Data items:
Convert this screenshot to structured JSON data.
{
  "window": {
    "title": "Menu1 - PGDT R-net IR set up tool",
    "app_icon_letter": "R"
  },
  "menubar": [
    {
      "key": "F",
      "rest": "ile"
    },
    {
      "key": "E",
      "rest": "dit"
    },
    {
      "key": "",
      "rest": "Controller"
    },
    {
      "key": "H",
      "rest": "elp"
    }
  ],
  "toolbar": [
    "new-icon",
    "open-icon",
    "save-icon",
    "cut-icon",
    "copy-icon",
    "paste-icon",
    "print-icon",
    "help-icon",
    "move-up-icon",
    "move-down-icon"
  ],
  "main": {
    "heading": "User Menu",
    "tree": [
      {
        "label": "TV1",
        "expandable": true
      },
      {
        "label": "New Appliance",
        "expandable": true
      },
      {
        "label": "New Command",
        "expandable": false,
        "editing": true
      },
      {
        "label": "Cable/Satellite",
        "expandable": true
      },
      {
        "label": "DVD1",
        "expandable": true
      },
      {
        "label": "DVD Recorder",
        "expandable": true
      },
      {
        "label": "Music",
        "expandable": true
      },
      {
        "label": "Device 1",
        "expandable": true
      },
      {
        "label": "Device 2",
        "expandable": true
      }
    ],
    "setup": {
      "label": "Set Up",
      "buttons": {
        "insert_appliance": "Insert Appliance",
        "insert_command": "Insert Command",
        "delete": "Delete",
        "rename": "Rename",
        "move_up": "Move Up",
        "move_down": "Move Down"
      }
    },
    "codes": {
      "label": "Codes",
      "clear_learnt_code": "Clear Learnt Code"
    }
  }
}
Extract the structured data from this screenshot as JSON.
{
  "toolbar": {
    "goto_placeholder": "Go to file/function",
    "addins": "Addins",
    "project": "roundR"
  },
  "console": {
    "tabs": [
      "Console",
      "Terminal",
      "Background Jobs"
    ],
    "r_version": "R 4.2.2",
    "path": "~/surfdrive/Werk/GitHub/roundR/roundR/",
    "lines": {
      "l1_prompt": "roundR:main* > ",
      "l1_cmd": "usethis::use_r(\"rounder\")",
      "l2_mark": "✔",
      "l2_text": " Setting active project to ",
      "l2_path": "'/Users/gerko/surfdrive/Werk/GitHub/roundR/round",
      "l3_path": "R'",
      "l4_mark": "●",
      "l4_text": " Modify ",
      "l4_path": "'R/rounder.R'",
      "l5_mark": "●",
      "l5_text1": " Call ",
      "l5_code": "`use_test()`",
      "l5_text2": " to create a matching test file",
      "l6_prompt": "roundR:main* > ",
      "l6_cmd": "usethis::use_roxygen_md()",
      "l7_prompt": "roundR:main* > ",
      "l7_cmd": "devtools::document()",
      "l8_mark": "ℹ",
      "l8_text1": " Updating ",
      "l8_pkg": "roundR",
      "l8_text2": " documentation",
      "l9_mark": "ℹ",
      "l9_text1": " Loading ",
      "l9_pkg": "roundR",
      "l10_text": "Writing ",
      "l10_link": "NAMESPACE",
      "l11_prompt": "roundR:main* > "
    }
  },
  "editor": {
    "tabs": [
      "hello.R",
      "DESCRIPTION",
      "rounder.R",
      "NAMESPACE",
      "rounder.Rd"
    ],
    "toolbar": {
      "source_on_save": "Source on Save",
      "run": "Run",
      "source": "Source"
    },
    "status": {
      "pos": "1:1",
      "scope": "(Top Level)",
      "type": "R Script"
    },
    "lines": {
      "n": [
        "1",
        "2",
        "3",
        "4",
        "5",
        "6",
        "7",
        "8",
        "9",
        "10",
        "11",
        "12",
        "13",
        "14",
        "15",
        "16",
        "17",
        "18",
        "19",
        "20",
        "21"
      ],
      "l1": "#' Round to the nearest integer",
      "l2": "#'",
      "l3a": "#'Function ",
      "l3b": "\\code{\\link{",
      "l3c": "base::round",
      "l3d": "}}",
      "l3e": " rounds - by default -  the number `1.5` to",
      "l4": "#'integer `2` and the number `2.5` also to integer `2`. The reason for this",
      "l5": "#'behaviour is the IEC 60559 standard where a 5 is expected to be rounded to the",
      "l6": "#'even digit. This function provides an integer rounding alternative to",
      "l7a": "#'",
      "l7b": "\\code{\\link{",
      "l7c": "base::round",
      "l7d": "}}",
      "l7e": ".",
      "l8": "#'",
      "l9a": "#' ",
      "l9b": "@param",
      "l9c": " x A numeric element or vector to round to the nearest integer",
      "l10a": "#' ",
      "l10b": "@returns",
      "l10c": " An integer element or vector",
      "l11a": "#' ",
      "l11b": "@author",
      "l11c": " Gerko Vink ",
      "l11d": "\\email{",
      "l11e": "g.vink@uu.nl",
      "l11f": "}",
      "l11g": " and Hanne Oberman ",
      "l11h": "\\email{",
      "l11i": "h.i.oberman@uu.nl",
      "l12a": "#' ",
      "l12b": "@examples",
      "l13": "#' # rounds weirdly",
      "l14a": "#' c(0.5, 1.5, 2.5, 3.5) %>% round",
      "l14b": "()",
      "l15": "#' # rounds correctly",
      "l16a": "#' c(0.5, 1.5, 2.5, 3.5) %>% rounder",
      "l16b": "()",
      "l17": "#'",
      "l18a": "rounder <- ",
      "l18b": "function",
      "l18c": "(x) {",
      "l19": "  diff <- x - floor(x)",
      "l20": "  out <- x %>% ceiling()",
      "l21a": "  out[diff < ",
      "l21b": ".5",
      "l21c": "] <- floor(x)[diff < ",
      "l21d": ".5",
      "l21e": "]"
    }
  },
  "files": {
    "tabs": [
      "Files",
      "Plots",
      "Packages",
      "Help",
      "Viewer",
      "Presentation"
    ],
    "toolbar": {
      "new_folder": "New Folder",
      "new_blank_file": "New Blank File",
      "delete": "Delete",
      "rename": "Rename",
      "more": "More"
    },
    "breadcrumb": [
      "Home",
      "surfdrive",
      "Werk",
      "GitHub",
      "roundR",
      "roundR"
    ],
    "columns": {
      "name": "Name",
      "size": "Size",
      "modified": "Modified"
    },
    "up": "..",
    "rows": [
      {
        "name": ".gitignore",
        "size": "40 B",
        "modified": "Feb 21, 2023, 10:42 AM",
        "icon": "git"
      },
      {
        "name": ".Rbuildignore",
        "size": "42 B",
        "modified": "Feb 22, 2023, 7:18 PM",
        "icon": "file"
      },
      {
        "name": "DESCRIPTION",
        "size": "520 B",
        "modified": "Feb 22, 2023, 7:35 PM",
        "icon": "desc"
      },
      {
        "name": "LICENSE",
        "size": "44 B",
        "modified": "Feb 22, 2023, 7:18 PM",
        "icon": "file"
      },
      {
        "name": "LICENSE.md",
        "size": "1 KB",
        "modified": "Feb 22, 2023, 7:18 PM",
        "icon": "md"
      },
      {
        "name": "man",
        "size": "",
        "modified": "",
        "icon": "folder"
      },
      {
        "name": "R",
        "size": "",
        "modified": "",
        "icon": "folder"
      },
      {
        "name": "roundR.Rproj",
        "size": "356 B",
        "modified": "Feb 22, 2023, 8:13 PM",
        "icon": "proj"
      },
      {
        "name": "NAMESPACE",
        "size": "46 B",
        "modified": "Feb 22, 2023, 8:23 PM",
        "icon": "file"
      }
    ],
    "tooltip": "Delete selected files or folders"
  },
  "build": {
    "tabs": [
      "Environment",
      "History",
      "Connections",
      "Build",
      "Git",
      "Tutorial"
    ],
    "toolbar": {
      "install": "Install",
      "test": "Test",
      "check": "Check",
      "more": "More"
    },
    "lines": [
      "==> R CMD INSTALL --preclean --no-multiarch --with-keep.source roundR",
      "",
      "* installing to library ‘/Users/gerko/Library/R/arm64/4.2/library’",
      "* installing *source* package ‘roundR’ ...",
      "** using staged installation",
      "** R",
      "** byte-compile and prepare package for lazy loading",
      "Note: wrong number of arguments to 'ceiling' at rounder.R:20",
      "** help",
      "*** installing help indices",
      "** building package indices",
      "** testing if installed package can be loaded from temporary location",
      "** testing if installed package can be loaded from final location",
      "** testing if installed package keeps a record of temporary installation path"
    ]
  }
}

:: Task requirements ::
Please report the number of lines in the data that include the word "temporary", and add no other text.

:: Output for this exercise ::
2